Reproductive behaviour, endocrinology and captive breeding of the Malayan Sun bear (Ursus malayanus) : a thesis presented in partial fuflilment of the requirements for the degree of Master of Science in Zoology at Massey University

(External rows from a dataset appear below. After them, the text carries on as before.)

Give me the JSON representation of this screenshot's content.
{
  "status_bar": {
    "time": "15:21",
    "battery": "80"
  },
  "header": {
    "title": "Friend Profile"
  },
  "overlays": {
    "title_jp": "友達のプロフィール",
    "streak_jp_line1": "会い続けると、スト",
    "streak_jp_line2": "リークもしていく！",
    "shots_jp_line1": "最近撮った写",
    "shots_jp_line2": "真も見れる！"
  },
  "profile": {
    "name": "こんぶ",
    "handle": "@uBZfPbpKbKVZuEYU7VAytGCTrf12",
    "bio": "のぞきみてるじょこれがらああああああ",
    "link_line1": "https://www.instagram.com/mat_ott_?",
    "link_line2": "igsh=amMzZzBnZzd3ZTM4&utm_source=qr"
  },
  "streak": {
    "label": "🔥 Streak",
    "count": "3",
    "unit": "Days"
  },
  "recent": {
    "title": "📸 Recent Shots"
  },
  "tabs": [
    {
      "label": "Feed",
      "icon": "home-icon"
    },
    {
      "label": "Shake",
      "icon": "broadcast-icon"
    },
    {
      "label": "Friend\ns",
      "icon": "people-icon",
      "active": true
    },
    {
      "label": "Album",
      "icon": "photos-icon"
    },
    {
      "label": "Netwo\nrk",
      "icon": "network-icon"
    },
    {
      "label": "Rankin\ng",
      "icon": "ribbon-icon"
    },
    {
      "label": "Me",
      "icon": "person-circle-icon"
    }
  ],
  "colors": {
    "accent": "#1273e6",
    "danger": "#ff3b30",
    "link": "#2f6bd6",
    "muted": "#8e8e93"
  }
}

A better understanding of Sun bear (Ursus malayanus) reproductive biology is essential to implement more effective management of zoo populations. The objective of this study was to document and describe reproductive behaviour, monitor ovarian and testicular cycles, and review approaches to captive breeding. Because Sun bears exhibit no fixed breeding period in captivity, identifying a set of behaviours associated with oestrus, pregnancy and impending parturition are important. During 1997 three male:female pairs at two zoos were studied for periods of up to <10 months. Bears spent the majority of time in solitary behaviours, but oestrus was marked by and an increased rate of affiliative encounters, with females actively soliciting the male, and exhibiting characteristic behaviours including rolling, backward walking and inguinal presentation. Oestrus lasted ~2 weeks, the end being marked by rapid loss of sexual interest, and mutual avoidance. During mid-late gestation females became increasingly intolerant of the male, and altercations were common. Several weeks before term females acted reclusive, and extensive nesting occurred when suitable material was available. Parturition occurred ~3 months after mating, with pseudopregnancy lasting an equivalent period to 'true gestation', and being accompanied by similar behaviour changes and overt physical signs (e.g. mammary development). Separation of the female, provision of a high level of isolation and maintenance of privacy was necessary for successful rearing to occur. Faecal sex steroids were analysed in samples collected from 13 (9 male:4 female) Sun bears housed in zoological parks in North America and New Zealand, over periods of <27 months. Male samples were assayed for testosterone and female samples for oestradiol 17β and progestagens. Testosterone levels were often elevated during mating periods, with peaks frequently accompanying breeding behaviour and copulation. There was no significant effect of season (p>0.05) on testosterone concentrations, which fluctuated throughout the year, with most animals showing sustained increases in androgen excretion at 4-6 month intervals. The mean length of the follicular and luteal phase was 11.2 ± 1.3 days and 93.3 ± 3.0 days, respectively. Increased faecal oestradiol concentrations were associated with the onset of oestrus behaviours and breeding activity; an analysis of endocrine-behaviour data suggests that these behaviours may serve as useful indicators of physiological oestrus. The pattern of oestradiol and progesterone metabolite excretion during pregnancy and pseudopregnancy was similar, indicating that sex steroid monitoring may be of limited use for unequivocal pregnancy diagnosis in ursids. Analysis of studbook data and breeding records from Sun bears in North American and New Zealand zoos revealed that reproduction in these populations is strongly seasonal with the majority (>75%) of births occurring during summer and autumn. A bimodal pattern of reproduction was observed, resulting from sharp peaks in the birth rate during July and October. Findings suggest a correlation between breeding activity and monsoon patterns in this species' native habitat. The factors limiting reproductive success in captive Sun bear populations are not understood. Difficulties confirming pregnancy, coupled with the failure of some zoos to separate potentially pregnant females or implement remote surveillance, reduces reliable statistics for birth or neonate mortality and prevents an investigation of the causes of cub fatality. A review of breeding records from various zoos indicates that standardising approaches to husbandry might also improve Sun bear reproduction in captivity.